-- Data extracts follows --

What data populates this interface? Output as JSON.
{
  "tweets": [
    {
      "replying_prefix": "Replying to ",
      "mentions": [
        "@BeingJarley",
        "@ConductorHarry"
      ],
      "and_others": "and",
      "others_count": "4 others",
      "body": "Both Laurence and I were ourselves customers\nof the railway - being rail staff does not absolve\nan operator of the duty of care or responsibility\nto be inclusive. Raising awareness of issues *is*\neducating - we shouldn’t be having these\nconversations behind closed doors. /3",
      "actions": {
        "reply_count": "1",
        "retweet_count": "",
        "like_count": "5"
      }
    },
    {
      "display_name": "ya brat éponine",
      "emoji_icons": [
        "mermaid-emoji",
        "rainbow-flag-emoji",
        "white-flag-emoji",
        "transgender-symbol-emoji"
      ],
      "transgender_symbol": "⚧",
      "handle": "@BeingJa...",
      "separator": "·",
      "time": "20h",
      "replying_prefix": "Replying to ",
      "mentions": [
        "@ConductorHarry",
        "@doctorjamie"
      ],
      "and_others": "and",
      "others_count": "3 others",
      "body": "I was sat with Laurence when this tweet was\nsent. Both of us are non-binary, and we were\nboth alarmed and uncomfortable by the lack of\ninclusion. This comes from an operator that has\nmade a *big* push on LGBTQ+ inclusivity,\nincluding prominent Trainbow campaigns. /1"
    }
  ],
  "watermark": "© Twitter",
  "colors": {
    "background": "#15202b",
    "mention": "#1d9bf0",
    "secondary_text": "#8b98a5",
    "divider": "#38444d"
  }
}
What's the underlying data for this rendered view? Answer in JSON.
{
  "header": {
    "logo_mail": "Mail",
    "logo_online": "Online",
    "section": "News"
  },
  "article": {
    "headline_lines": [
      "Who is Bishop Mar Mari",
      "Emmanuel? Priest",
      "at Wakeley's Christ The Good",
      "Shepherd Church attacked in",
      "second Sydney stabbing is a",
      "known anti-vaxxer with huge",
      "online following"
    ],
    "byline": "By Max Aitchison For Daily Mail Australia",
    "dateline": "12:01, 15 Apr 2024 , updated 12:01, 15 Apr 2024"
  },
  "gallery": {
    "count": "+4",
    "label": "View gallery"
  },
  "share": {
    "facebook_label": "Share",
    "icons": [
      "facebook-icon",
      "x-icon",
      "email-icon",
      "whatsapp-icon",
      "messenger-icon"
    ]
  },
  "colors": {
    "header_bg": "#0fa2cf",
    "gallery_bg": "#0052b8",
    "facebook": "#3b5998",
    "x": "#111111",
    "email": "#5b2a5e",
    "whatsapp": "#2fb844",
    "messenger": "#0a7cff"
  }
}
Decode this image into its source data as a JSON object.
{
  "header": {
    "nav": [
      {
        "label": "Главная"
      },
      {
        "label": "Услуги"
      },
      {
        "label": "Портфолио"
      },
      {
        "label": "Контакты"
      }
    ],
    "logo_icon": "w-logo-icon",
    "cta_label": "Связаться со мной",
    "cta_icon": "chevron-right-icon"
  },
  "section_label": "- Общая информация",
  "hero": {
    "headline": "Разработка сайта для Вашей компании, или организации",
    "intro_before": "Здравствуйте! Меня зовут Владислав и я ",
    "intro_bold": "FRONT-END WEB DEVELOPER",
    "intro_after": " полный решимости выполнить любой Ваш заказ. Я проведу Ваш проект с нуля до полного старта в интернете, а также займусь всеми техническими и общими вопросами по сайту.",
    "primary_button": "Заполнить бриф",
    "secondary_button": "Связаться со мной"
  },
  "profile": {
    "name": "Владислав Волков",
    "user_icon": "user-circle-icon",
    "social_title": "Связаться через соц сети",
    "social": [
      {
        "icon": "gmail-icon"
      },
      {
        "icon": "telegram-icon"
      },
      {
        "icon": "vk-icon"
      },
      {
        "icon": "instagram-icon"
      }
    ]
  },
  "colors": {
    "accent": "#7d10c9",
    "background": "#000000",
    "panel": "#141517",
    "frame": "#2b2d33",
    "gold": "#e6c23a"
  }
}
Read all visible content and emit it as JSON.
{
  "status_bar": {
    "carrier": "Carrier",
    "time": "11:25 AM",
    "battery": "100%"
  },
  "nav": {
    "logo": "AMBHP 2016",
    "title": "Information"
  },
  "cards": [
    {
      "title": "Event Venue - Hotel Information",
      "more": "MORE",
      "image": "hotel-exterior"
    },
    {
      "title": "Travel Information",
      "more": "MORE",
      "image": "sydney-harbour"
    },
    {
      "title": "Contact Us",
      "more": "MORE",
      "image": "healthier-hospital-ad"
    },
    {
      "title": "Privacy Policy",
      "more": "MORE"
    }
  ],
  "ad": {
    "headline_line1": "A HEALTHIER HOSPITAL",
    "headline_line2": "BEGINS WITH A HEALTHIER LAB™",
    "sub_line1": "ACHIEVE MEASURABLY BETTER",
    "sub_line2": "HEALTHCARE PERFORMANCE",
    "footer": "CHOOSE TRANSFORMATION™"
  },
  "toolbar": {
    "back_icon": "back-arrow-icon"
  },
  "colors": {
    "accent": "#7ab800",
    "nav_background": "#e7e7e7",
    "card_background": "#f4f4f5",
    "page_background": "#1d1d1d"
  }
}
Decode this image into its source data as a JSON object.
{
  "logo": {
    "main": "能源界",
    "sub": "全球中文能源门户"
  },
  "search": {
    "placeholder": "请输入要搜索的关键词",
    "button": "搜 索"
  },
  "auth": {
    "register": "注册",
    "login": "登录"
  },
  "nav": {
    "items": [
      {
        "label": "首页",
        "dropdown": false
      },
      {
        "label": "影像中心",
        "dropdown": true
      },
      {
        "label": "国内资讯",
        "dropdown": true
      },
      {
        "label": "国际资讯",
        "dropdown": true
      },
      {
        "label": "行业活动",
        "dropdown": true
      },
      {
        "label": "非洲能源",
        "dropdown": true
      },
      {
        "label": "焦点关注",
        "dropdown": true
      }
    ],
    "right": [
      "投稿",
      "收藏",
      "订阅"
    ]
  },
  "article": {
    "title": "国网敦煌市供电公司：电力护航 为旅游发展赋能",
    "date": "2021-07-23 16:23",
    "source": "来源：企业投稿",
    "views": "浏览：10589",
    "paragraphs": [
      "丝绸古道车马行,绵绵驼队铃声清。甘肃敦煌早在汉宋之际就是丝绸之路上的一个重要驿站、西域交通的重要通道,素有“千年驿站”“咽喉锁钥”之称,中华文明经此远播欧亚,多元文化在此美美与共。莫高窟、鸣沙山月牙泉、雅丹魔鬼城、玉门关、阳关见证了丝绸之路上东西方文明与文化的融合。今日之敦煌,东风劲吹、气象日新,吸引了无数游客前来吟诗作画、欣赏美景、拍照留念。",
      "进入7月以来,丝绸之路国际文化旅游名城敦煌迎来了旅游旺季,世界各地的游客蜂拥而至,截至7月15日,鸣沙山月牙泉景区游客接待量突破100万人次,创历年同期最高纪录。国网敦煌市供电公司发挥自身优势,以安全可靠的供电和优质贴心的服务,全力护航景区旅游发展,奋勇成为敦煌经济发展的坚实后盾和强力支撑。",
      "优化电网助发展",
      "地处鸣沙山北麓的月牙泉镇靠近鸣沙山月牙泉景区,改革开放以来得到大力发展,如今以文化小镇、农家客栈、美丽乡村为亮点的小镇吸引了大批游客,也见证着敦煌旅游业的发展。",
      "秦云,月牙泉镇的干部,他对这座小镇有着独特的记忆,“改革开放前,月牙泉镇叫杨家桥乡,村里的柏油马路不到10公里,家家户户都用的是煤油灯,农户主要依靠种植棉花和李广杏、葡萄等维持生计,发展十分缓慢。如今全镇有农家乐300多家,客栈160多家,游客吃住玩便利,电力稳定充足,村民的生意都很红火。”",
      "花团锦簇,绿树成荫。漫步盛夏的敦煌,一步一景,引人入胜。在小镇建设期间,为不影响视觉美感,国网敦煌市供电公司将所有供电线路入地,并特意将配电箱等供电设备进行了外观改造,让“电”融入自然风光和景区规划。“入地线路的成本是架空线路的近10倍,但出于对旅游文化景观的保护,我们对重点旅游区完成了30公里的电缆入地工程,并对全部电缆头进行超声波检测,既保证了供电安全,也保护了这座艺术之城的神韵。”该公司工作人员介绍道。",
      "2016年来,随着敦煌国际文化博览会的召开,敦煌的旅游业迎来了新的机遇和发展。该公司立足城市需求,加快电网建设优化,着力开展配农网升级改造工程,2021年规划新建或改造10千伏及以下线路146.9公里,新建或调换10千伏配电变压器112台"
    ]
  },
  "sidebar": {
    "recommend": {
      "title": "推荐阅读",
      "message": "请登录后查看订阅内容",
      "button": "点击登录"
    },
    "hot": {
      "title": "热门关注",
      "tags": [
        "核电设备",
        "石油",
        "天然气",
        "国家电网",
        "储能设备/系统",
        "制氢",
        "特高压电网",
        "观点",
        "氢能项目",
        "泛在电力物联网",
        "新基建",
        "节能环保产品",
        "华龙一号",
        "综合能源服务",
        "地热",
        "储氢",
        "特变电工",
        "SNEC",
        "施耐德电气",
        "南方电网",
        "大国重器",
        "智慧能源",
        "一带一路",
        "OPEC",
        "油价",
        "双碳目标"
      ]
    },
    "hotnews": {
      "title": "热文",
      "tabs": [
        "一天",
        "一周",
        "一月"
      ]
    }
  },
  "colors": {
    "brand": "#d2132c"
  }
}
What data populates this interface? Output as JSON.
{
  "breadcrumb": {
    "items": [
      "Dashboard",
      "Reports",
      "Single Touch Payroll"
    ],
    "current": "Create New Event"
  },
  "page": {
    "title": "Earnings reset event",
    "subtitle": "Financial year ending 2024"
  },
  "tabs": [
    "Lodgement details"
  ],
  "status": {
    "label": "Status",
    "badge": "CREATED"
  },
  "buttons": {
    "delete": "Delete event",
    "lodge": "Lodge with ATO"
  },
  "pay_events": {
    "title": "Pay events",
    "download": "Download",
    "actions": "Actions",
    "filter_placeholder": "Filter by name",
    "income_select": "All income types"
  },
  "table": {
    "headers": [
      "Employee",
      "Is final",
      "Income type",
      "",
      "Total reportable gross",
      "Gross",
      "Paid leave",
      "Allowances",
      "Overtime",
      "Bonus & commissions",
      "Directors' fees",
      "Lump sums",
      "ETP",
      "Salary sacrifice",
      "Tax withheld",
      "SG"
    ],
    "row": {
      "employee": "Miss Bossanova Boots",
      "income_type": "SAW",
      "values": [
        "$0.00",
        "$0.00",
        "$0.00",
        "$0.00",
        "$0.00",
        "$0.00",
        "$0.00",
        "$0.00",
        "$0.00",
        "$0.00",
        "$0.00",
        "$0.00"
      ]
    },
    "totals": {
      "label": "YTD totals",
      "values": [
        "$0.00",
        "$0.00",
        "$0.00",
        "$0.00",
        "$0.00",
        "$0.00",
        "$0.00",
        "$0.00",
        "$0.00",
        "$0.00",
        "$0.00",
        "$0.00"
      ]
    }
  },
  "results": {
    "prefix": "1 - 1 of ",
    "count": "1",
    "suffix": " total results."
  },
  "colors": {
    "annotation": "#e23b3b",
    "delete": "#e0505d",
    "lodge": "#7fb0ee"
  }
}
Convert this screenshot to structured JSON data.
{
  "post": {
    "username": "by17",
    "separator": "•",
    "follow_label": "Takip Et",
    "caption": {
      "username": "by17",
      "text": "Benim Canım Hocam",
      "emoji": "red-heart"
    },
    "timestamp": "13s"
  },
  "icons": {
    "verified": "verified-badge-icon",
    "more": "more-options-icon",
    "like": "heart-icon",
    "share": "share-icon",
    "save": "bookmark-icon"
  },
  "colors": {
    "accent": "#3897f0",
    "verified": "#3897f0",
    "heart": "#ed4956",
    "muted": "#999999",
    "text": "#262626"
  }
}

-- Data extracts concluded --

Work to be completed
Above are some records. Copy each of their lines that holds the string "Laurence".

Exercise response
      "body": "Both Laurence and I were ourselves customers\nof the railway - being rail staff does not absolve\nan operator of the duty of care or responsibility\nto be inclusive. Raising awareness of issues *is*\neducating - we shouldn’t be having these\nconversations behind closed doors. /3",
      "body": "I was sat with Laurence when this tweet was\nsent. Both of us are non-binary, and we were\nboth alarmed and uncomfortable by the lack of\ninclusion. This comes from an operator that has\nmade a *big* push on LGBTQ+ inclusivity,\nincluding prominent Trainbow campaigns. /1"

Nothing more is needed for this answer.